They did not chant his name, or give him a standing ovation, or stay out in the heat for an extra two hours just to say they saw him rumble into the end zone against a defense loaded with hangers-on and roster fodder. They did all those things for the man who followed him. Matt Barkley jogged onto Lincoln Financial Field in relative silence, his entrance into the Eagles' 36-10 preseason victory over the Colts just the opening act for Tim Tebow's return to the NFL, as if Barkley were an acoustic singer-songwriter warming up the crowd for the E Street Band.
"Doesn't bother me," Barkley said after the game, and he did well not to grit his teeth as he spoke. He went 12 for 20 for 192 yards and an interception in just less than two quarters of action, and it happened to him Sunday just like it happened to Kyle Orton in Denver and Mark Sanchez in New York: the questions about Tebow, the ripples of his popularity fanning out until they reach the other quarterbacks on the team, until you start noticing them roll their eyes during those postgame media scrums. Orton eventually surrendered his starting job to him, and in 2012, exhausted by all the inquiries about Tebow's role, Sanchez captured the Jets' misbegotten decision to trade for Tebow in three words: "Selling seats, man." The ripples never stop.
"He's a fan favorite and he's a good teammate," Barkley said. "He played well today for not playing in a year or two, whatever it's been. He did a good job. It's pretty funny to see their reaction. He's loved everywhere he goes, as he should be. He's a great person. Love him as a teammate."
Notice the qualifiers in that Barkley quote, the omissions. Tebow played well - six completions in 12 attempts, 69 passing yards, a 7-yard rushing touchdown - for someone who hadn't seen NFL action of any kind since 2013. He's a great person, not a great quarterback.
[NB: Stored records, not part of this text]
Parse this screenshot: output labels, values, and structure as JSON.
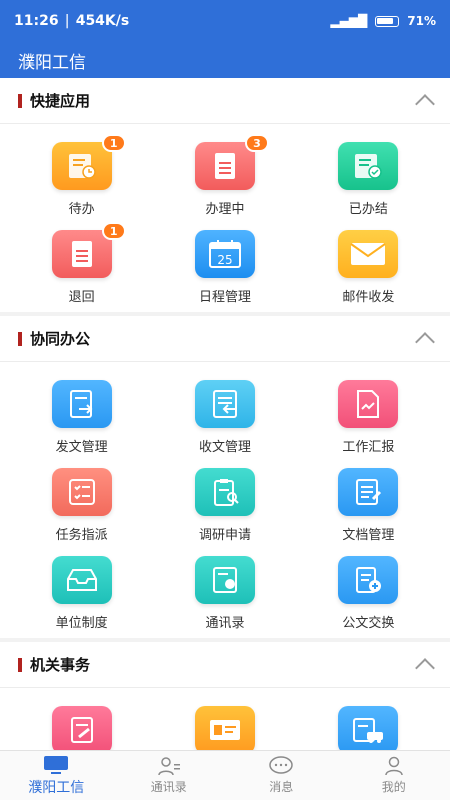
{
  "status": {
    "time": "11:26",
    "speed": "454K/s",
    "battery": "71",
    "battery_unit": "%"
  },
  "appbar": {
    "title": "濮阳工信"
  },
  "sections": [
    {
      "title": "快捷应用",
      "items": [
        {
          "label": "待办",
          "badge": "1",
          "icon": "todo-doc-clock-icon",
          "color": "orange"
        },
        {
          "label": "办理中",
          "badge": "3",
          "icon": "in-progress-doc-icon",
          "color": "red"
        },
        {
          "label": "已办结",
          "badge": "",
          "icon": "completed-doc-check-icon",
          "color": "green"
        },
        {
          "label": "退回",
          "badge": "1",
          "icon": "returned-doc-icon",
          "color": "red"
        },
        {
          "label": "日程管理",
          "badge": "",
          "icon": "calendar-icon",
          "color": "blue",
          "calendar_day": "25"
        },
        {
          "label": "邮件收发",
          "badge": "",
          "icon": "mail-envelope-icon",
          "color": "yellow"
        }
      ]
    },
    {
      "title": "协同办公",
      "items": [
        {
          "label": "发文管理",
          "icon": "outgoing-doc-icon",
          "color": "sky"
        },
        {
          "label": "收文管理",
          "icon": "incoming-doc-icon",
          "color": "cyan"
        },
        {
          "label": "工作汇报",
          "icon": "report-chart-icon",
          "color": "pink"
        },
        {
          "label": "任务指派",
          "icon": "task-list-icon",
          "color": "coral"
        },
        {
          "label": "调研申请",
          "icon": "research-clipboard-icon",
          "color": "teal"
        },
        {
          "label": "文档管理",
          "icon": "document-edit-icon",
          "color": "sky"
        },
        {
          "label": "单位制度",
          "icon": "inbox-tray-icon",
          "color": "teal"
        },
        {
          "label": "通讯录",
          "icon": "contact-card-icon",
          "color": "teal"
        },
        {
          "label": "公文交换",
          "icon": "doc-exchange-icon",
          "color": "sky"
        }
      ]
    },
    {
      "title": "机关事务",
      "items": [
        {
          "label": "",
          "icon": "edit-form-icon",
          "color": "pink"
        },
        {
          "label": "",
          "icon": "id-card-icon",
          "color": "orange"
        },
        {
          "label": "",
          "icon": "vehicle-doc-icon",
          "color": "sky"
        }
      ]
    }
  ],
  "tabs": [
    {
      "label": "濮阳工信",
      "icon": "monitor-icon",
      "active": true
    },
    {
      "label": "通讯录",
      "icon": "contacts-icon",
      "active": false
    },
    {
      "label": "消息",
      "icon": "chat-bubble-icon",
      "active": false
    },
    {
      "label": "我的",
      "icon": "user-icon",
      "active": false
    }
  ]
}
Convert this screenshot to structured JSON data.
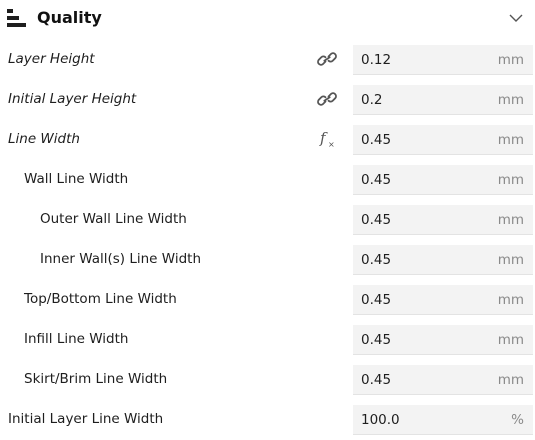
{
  "section": {
    "title": "Quality",
    "icon": "quality-bars-icon",
    "collapse_icon": "chevron-down-icon"
  },
  "settings": [
    {
      "label": "Layer Height",
      "value": "0.12",
      "unit": "mm",
      "style": "italic",
      "state_icon": "link-icon"
    },
    {
      "label": "Initial Layer Height",
      "value": "0.2",
      "unit": "mm",
      "style": "italic",
      "state_icon": "link-icon"
    },
    {
      "label": "Line Width",
      "value": "0.45",
      "unit": "mm",
      "style": "italic",
      "state_icon": "function-icon"
    },
    {
      "label": "Wall Line Width",
      "value": "0.45",
      "unit": "mm"
    },
    {
      "label": "Outer Wall Line Width",
      "value": "0.45",
      "unit": "mm"
    },
    {
      "label": "Inner Wall(s) Line Width",
      "value": "0.45",
      "unit": "mm"
    },
    {
      "label": "Top/Bottom Line Width",
      "value": "0.45",
      "unit": "mm"
    },
    {
      "label": "Infill Line Width",
      "value": "0.45",
      "unit": "mm"
    },
    {
      "label": "Skirt/Brim Line Width",
      "value": "0.45",
      "unit": "mm"
    },
    {
      "label": "Initial Layer Line Width",
      "value": "100.0",
      "unit": "%"
    }
  ]
}
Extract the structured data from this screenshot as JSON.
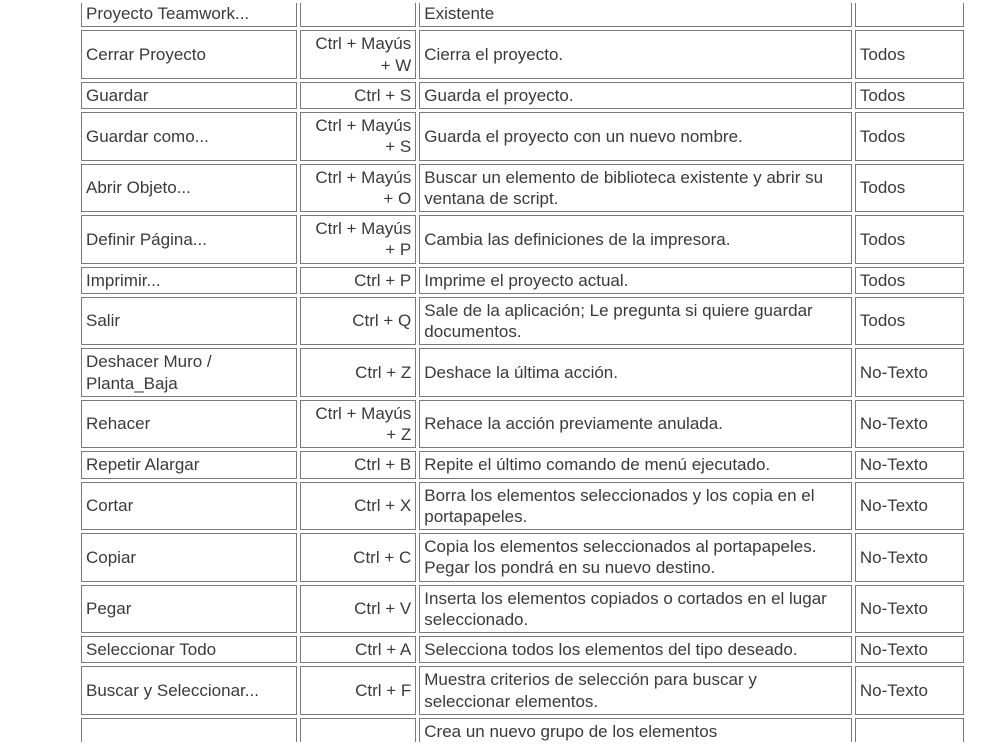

You have to love him as a teammate, but as a guy who might end up as the Eagles' No. 3 quarterback? No, Matt Barkley does not have to love that.
It would be damn difficult for him to have another reaction. Put yourself in his place. If this competition were coming down to the conventional methods that coaches use to evaluate a quarterback, it wouldn't be much of a contest. Barkley would win. He has more experience in Chip Kelly's offense. He made quicker decisions Sunday. He's a better, more accurate passer than Tebow, demonstrating as much on his first two completions: a 26-yard crossing route to Jordan Matthews and a 39-yard sideline fade to Miles Austin. He began the game as if he wanted to prove something to Kelly, or to Tebow, or even to any other team looking for quarterback depth and willing to trade for it.
"I just wanted to play good football," he said. "If that did make a statement, then so be it."
None of this makes Barkley a starting-caliber NFL quarterback. It just makes him more polished and capable than Tebow, who is still trying to prove that he has refined his footwork and throwing motion enough to survive in the league. But with Kelly, a coach happy to have and use a quarterback who can run like a rhino, the customary definitions of "polished" and "capable" don't necessarily apply.
Tebow went on and on about his love for Kelly's system, about its pace and tempo and innovation. "It's a blessing to play in it," he said, and he's closer to the truth than he might appreciate, because Kelly places a higher value on mobility and versatility - the strengths that Tebow does possess - than other coaches do. To Kelly, that's Tebow's allure. Barkley is the safer choice, but Tebow offers some tantalizing possibilities and options, if Kelly can just tweak some things.
Though Kelly absolved Barkley of blame for the interception - a tipped pass by a linebacker who should have been blocked - he was even more forgiving of Tebow. Barkley was out there with some backups, but Tebow had nothing but third- and fourth-stringers alongside him, and if Tebow held the ball in the pocket too long just like he used to, if he took some unnecessary sacks just like the ones he used to take, Kelly sure sounded like he was grading the performance on a healthy curve.
"They've got to be able to do it all, but you also have to look at who's in with who," Kelly said. "There was a different set of receivers for Matt than what Timmy had, really a different line at times. There are a couple of times where Timmy held the ball, and it looks like, 'Why is he doing that?' Well, the receiver ran the wrong route. . . . We had a couple of busts out there."
There's little doubt that Kelly is dying for this experiment to work. So doesn't Barkley have to be wondering what else is out there, who else might be interested in him? "That's my agent's job," he said in the locker room after the cameras had let him alone. "We'll probably talk after this game, but I'm not checking message boards or headlines or anything like that." He might want to start. It gets awfully quiet back there, in Tim Tebow's wake.